Although UK authorities have not yet specified exactly how they wish to attain access to encrypted data, the focus is not on traditional code backdoors, but on the concept of key escrow. This involves the storage of the key to decrypt the data with an independent party, or segments of the key with separate neutral parties. Intelligence agencies wishing to decrypt a communication would need to obtain the key from these parties, after going through due process such as a court order.
The concept of key escrow is not new, however it was not designed for implementation on a mass scale for this purpose. There are several major downsides.
Firstly, key escrow on a mass scale is not without risk. It introduces new points of failure. Vulnerabilities will be exploited by unauthorised parties. The widespread introduction of mass key escrow to allow intelligence agencies to eavesdrop on encrypted communication would immediately become the focus of intense attack from every major criminal network and state-sponsored attacker around the world. It is inevitable that exploits would emerge, thus weakening communications and putting everyone at risk.
Key escrow was at the heart of the Clipper Chip technology designed by the NSA in the early 1990s. Serious vulnerabilities in this technology led to it’s demise after only three years.
Another drawback of a key escrow system is the relative ease with which it could be circumvented. The bad guys would easily find a way around it to keep their communications confidential. Encryption technology is open source and freely available for download by anyone anywhere in the world. If key escrow is legislated in one country, it is relatively simple for the bad guys to download and subsequently modify an encryption method in order to thwart intelligence agency eavesdropping. A terrorist organisation could grow-their-own encryption methodology for use within their own application. Authorities would then need to ban all encryption methods that do not place their keys in escrow – technically, a monumental task for enforcement.
Even if authorities successfully managed to ban encryption within the country borders, methods are still available for the bad guys to securely communicate. The online world does not lend itself to respecting country borders very well. For example, a foreign terrorist head office wishing to communicate confidentially with a local cell could place an encrypted message on a web page, and then communicate the key and the url through stenography by for example concealing the data within a Facebook photo. Intelligence agencies would not even know that communication had taken place.
On 12 January this year David Cameron said: “The first duty of any government is to keep our country and our people safe”. Citizens and corporations use encryption for security and privacy – to keep communications and data confidential.
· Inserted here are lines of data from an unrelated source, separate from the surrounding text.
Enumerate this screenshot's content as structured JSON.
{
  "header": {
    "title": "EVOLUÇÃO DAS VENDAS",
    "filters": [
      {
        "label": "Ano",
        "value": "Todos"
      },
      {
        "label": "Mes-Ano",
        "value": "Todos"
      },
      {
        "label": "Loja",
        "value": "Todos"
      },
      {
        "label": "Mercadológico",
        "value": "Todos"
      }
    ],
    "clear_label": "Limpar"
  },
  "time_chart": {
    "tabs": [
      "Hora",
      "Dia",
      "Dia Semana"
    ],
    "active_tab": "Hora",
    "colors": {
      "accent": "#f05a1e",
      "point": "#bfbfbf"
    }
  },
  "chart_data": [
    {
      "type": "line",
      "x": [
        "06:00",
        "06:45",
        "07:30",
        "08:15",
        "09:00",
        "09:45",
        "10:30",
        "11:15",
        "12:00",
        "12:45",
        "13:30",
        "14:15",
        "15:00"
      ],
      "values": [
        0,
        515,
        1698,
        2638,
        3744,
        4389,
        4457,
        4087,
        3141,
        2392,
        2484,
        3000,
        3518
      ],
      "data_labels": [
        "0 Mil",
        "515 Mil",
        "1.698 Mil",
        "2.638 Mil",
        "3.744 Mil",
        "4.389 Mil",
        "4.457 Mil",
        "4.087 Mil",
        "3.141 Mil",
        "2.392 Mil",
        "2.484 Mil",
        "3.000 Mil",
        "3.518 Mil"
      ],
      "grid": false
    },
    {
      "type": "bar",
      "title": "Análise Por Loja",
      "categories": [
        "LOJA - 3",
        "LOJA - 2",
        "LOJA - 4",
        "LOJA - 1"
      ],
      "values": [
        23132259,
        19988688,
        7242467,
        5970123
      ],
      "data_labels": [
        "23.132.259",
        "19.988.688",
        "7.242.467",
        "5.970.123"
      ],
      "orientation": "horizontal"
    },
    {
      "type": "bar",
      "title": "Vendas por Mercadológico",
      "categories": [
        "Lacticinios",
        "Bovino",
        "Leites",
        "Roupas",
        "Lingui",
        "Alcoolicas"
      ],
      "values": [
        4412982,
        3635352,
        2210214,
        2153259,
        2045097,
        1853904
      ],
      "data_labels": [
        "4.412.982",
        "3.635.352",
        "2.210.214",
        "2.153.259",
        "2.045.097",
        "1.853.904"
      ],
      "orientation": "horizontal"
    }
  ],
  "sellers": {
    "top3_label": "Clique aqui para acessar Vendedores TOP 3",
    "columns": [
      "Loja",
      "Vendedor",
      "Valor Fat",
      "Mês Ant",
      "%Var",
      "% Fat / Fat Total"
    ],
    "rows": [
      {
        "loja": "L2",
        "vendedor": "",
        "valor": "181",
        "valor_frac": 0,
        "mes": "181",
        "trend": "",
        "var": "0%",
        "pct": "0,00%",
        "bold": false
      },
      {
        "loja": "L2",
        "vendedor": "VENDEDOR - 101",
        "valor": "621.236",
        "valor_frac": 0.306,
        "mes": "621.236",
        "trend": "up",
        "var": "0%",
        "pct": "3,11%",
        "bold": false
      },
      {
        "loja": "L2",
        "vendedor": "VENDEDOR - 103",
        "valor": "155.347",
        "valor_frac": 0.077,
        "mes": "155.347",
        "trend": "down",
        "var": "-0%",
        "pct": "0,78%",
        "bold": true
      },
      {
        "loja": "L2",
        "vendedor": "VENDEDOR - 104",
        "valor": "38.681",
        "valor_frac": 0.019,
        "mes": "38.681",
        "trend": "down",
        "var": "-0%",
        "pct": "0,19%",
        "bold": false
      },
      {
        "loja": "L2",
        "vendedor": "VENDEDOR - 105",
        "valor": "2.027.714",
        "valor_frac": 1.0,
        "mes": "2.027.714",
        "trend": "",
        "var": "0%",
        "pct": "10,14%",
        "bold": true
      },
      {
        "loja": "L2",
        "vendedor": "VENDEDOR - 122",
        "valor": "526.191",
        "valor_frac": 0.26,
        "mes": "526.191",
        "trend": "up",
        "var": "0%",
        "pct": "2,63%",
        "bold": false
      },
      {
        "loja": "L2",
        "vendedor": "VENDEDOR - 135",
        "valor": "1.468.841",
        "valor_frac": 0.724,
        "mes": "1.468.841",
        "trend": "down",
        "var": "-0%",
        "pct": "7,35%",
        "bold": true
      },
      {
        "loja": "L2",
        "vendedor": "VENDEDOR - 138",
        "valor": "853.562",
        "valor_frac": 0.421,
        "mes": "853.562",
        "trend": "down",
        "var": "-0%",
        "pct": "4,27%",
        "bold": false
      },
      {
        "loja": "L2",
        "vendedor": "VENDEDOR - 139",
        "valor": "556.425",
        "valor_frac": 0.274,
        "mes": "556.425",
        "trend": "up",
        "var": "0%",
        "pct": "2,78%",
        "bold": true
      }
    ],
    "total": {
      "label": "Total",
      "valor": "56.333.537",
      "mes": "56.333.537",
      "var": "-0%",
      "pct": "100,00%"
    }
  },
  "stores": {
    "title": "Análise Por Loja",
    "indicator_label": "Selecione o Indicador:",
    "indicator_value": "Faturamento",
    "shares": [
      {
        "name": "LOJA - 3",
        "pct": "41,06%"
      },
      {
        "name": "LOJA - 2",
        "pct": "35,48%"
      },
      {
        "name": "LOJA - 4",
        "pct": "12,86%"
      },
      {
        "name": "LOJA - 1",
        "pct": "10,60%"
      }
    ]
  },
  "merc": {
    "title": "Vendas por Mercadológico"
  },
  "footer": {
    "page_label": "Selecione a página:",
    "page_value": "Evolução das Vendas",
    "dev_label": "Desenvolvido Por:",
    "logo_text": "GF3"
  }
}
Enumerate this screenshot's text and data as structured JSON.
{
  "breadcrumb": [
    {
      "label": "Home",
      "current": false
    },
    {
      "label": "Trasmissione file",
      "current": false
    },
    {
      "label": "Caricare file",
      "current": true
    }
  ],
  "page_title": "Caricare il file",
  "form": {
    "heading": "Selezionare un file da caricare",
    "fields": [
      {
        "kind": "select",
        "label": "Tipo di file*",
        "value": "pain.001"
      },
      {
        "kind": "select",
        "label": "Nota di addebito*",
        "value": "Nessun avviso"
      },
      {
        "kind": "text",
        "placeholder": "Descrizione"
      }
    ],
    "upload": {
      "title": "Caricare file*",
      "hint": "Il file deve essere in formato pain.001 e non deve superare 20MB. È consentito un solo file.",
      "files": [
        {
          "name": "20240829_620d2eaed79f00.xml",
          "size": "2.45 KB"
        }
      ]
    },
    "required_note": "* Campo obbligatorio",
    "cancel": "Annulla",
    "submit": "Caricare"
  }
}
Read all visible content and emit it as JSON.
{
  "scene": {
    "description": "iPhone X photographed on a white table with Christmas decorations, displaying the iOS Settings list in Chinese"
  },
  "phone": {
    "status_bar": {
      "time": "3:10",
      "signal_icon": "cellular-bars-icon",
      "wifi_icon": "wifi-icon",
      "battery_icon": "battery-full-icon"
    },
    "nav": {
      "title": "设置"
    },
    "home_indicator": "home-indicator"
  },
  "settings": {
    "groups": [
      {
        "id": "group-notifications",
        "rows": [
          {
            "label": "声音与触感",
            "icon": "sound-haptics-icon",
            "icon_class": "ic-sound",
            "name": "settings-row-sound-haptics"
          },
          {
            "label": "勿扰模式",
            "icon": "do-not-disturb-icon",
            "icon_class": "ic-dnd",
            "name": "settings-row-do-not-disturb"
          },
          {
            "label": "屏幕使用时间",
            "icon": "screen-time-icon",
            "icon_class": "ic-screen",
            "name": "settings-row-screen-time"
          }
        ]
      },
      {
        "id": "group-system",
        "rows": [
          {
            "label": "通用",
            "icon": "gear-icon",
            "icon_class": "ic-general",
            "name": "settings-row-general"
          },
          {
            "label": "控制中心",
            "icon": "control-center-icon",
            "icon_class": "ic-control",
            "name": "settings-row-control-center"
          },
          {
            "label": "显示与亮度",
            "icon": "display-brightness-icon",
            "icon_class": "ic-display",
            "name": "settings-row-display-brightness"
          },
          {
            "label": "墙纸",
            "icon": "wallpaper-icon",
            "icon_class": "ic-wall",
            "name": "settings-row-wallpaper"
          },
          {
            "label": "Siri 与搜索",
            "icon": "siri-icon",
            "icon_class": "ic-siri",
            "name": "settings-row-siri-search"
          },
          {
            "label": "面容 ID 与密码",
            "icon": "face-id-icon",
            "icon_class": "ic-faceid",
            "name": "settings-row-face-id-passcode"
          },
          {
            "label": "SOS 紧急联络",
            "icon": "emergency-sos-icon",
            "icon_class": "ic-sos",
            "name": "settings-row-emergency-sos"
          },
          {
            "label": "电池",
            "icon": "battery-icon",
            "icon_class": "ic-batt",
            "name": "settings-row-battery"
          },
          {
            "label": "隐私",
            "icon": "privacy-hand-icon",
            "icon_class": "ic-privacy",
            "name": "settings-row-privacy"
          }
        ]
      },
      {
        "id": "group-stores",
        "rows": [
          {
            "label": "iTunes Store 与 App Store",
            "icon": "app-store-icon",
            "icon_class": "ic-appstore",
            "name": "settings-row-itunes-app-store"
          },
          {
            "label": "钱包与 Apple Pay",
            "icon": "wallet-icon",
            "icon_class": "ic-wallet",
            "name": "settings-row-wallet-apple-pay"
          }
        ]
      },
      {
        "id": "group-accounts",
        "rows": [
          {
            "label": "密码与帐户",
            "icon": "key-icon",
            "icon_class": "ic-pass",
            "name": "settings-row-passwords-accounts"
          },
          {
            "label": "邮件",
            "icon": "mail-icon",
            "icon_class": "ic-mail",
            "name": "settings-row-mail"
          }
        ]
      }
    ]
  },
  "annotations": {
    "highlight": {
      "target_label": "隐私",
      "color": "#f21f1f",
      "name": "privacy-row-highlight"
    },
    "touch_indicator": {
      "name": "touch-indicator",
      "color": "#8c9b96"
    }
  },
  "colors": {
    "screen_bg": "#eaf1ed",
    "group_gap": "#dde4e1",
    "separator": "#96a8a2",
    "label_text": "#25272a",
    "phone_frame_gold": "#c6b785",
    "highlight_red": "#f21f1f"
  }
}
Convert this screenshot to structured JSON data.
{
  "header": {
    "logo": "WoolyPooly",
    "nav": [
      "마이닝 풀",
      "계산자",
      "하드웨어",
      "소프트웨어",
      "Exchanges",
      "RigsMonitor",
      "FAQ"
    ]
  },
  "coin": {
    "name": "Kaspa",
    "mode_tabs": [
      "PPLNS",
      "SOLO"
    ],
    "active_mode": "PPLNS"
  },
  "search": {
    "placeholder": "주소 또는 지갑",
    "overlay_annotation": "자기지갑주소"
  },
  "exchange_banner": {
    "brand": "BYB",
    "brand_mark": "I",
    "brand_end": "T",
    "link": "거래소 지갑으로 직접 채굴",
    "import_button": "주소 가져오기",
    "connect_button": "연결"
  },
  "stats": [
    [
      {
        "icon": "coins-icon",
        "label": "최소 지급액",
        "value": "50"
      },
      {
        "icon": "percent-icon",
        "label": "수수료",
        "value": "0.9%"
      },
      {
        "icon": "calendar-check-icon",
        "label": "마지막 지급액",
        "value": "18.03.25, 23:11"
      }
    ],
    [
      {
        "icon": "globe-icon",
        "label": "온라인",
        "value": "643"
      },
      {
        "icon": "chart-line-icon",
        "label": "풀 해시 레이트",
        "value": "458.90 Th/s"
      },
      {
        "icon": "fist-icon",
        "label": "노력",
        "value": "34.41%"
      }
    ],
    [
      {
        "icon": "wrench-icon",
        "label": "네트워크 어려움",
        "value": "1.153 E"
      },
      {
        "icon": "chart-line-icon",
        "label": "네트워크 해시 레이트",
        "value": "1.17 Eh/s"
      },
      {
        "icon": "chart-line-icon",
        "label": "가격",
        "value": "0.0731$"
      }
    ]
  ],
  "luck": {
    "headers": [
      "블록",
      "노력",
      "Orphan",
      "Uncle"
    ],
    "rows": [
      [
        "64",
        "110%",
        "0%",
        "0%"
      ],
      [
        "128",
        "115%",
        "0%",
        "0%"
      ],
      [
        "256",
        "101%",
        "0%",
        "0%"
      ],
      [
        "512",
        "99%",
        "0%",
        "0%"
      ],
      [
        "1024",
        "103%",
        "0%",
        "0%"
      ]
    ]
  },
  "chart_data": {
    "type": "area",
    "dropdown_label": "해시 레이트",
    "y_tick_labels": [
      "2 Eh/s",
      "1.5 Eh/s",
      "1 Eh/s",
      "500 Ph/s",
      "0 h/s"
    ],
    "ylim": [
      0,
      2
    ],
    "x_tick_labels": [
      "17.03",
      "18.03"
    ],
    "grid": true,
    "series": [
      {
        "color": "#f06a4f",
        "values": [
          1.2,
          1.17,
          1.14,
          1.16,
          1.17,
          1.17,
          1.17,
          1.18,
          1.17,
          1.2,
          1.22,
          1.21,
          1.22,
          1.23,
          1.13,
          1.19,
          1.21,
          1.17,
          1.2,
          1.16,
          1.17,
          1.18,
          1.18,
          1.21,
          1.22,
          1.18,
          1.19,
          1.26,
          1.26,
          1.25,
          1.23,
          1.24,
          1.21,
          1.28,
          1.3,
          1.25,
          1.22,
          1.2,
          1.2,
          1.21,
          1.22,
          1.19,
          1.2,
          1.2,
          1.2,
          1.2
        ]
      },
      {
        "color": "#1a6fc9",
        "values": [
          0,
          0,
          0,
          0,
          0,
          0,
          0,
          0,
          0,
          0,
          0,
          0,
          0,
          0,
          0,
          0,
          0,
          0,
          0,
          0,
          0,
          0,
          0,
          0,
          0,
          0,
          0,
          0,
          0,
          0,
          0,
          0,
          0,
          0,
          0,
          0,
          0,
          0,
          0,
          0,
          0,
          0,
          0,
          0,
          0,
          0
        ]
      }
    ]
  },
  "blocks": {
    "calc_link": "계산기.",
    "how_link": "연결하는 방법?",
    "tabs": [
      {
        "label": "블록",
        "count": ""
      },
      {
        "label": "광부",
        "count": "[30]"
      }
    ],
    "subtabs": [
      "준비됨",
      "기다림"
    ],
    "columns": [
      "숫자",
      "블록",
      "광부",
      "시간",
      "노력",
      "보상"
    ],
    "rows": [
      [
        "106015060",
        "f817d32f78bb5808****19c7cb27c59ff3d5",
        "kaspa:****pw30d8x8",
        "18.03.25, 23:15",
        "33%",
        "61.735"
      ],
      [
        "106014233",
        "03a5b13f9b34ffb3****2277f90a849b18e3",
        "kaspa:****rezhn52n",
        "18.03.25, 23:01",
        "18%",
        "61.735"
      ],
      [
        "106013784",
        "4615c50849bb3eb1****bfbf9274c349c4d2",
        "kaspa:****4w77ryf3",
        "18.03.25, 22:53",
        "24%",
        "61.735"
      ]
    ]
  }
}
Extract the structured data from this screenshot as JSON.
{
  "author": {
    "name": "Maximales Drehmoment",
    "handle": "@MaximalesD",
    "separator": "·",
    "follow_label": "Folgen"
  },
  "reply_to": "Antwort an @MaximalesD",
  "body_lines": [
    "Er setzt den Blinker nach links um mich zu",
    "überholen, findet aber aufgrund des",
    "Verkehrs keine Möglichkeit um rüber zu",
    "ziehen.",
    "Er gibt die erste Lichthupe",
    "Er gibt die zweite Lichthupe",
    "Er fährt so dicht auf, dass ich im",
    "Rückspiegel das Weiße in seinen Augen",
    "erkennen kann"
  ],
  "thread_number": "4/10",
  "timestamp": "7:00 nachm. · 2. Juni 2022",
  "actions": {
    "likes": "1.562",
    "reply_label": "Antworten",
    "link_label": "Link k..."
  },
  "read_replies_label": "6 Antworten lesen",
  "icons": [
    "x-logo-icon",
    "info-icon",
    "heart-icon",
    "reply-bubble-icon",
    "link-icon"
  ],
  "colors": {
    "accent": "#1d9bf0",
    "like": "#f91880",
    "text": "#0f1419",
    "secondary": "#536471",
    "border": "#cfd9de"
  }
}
By weakening encryption such as through a system of key escrow, citizens and corporations will be less secure rather than more secure.
Brighton-based ind.ie have said they intend relocating out of the UK because of increased government interference in this area. Many information security practitioners are concerned that if governments weaken encryption, other tech, ecommerce and finance companies that rely on strong encryption, could follow.
Strong encryption is based on mathematics. Now that mankind has discovered it’s mathematics, no amount of legislation can un-discover it. As veteran information security expert Steve Gibson summarised: “You cannot kill secure crypto – it now exists”.